*** Supplied data Section Begins ***
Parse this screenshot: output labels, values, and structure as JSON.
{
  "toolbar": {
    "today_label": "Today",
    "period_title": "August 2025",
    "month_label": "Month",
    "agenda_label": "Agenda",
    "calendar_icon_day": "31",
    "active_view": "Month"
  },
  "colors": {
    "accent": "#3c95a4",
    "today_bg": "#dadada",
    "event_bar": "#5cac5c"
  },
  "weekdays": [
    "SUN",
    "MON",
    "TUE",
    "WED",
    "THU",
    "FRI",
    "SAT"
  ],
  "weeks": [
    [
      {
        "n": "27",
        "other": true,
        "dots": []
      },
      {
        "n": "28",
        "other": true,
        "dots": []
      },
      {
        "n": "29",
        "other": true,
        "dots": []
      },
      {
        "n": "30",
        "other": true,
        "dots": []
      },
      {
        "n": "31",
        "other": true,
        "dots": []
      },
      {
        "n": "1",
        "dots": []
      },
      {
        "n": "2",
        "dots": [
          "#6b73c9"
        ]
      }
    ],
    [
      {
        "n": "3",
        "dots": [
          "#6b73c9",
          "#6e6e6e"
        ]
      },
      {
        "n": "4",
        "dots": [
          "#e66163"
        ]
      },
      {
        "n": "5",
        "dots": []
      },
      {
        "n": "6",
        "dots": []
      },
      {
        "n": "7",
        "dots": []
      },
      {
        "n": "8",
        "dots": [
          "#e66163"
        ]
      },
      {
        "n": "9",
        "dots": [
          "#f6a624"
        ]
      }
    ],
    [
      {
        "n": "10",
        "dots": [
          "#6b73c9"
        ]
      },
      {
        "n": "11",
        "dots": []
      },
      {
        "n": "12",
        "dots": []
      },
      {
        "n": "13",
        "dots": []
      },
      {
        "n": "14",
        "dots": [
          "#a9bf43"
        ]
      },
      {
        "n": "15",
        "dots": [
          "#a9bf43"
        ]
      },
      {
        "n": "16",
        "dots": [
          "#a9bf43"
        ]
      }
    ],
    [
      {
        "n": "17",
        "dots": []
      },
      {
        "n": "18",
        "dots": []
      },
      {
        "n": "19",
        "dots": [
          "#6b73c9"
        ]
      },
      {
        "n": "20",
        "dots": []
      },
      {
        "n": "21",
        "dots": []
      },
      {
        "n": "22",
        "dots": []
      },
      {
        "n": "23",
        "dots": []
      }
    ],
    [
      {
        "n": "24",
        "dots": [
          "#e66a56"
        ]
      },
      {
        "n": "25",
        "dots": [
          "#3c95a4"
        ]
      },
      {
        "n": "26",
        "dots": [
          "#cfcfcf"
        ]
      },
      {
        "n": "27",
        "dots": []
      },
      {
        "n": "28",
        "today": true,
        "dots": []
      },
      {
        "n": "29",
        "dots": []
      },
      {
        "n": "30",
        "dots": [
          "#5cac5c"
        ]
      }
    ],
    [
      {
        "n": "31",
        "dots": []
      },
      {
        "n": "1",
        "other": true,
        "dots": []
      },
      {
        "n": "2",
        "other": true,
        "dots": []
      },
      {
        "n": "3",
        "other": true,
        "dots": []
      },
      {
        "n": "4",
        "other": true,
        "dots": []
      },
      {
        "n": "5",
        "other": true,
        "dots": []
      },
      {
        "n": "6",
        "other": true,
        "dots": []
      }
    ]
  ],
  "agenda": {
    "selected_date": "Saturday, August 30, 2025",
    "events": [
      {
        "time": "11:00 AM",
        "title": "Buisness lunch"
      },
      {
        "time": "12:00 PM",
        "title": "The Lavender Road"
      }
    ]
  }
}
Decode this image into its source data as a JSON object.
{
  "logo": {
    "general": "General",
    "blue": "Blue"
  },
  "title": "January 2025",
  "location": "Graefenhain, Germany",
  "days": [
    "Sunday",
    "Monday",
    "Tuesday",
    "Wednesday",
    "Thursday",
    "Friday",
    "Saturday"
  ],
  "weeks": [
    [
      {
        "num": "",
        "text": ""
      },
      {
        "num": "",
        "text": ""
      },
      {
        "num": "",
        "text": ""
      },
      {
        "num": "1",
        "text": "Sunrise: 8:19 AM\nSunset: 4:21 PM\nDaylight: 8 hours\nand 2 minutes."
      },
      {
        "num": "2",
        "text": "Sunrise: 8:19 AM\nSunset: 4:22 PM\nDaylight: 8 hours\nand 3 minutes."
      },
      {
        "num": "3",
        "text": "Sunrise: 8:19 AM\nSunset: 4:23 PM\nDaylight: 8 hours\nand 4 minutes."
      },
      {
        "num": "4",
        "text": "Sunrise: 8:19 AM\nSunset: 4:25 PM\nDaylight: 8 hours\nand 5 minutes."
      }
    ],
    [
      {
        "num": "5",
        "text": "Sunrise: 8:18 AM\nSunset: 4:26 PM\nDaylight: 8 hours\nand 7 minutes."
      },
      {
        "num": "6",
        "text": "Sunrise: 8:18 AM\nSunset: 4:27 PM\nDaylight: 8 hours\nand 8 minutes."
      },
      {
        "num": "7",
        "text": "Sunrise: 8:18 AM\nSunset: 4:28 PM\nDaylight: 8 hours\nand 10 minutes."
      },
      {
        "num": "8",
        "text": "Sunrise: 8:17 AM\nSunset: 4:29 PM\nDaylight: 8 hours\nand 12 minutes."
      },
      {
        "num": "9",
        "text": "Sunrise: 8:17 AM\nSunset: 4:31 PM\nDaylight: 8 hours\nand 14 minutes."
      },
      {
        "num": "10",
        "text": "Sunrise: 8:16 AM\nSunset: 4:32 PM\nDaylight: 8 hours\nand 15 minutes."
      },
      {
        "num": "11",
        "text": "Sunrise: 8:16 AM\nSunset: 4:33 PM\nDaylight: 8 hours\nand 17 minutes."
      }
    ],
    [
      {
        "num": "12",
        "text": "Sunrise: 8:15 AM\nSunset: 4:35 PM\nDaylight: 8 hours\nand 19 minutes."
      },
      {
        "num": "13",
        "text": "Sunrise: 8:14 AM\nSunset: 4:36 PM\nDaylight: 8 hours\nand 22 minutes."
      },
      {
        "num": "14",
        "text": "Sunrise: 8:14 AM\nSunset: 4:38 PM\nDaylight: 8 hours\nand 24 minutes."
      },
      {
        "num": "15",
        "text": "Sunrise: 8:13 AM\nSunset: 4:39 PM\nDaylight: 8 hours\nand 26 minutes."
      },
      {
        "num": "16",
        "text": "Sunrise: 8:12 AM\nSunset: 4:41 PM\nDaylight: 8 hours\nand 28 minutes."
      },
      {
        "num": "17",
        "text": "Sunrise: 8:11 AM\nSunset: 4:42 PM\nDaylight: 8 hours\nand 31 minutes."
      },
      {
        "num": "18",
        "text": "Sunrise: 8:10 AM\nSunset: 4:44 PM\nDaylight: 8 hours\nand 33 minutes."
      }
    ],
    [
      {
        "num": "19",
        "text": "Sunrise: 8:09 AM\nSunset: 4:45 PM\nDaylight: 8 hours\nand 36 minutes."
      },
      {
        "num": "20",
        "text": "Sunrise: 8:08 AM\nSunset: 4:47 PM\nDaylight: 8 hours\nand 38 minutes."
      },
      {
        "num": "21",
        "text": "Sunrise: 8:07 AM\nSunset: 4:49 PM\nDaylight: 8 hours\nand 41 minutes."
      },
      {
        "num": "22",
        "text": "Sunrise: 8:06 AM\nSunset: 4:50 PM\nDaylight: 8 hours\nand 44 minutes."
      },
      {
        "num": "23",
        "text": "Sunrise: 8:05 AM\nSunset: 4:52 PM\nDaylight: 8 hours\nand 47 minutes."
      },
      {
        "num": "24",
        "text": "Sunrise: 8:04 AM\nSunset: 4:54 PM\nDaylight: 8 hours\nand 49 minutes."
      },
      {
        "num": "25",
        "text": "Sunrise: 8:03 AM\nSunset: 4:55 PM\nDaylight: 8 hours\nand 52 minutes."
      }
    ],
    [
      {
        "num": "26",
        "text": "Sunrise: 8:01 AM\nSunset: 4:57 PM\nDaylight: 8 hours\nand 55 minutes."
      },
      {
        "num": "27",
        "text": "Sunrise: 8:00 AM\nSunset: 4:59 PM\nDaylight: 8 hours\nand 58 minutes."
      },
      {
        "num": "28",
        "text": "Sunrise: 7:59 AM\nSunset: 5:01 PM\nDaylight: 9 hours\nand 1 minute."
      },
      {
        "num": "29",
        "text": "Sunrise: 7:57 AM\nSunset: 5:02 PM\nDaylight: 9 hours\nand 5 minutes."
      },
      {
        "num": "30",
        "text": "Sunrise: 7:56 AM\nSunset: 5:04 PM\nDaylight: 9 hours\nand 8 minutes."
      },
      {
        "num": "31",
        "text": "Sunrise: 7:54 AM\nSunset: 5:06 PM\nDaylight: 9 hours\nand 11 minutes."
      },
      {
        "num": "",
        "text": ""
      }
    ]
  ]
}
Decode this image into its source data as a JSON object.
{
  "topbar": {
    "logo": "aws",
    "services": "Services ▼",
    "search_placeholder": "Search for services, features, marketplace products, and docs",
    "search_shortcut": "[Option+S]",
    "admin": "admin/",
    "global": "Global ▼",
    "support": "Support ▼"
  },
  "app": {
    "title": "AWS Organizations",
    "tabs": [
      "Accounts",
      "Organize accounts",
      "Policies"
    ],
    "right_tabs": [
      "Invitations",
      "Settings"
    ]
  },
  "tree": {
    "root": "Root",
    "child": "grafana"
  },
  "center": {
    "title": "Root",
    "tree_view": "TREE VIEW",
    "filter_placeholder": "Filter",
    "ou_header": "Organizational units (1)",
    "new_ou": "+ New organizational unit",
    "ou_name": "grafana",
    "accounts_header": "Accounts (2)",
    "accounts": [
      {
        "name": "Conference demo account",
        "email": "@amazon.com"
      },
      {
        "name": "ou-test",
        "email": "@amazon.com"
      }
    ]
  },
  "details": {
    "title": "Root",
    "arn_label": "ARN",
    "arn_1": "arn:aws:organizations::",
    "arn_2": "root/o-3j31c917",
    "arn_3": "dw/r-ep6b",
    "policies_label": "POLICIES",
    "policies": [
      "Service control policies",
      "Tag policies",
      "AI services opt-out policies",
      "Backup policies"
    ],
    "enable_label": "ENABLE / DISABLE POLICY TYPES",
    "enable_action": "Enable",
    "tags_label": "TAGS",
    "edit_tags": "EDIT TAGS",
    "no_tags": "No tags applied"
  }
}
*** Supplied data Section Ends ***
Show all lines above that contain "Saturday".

**Output below**
    "selected_date": "Saturday, August 30, 2025",
    "Saturday"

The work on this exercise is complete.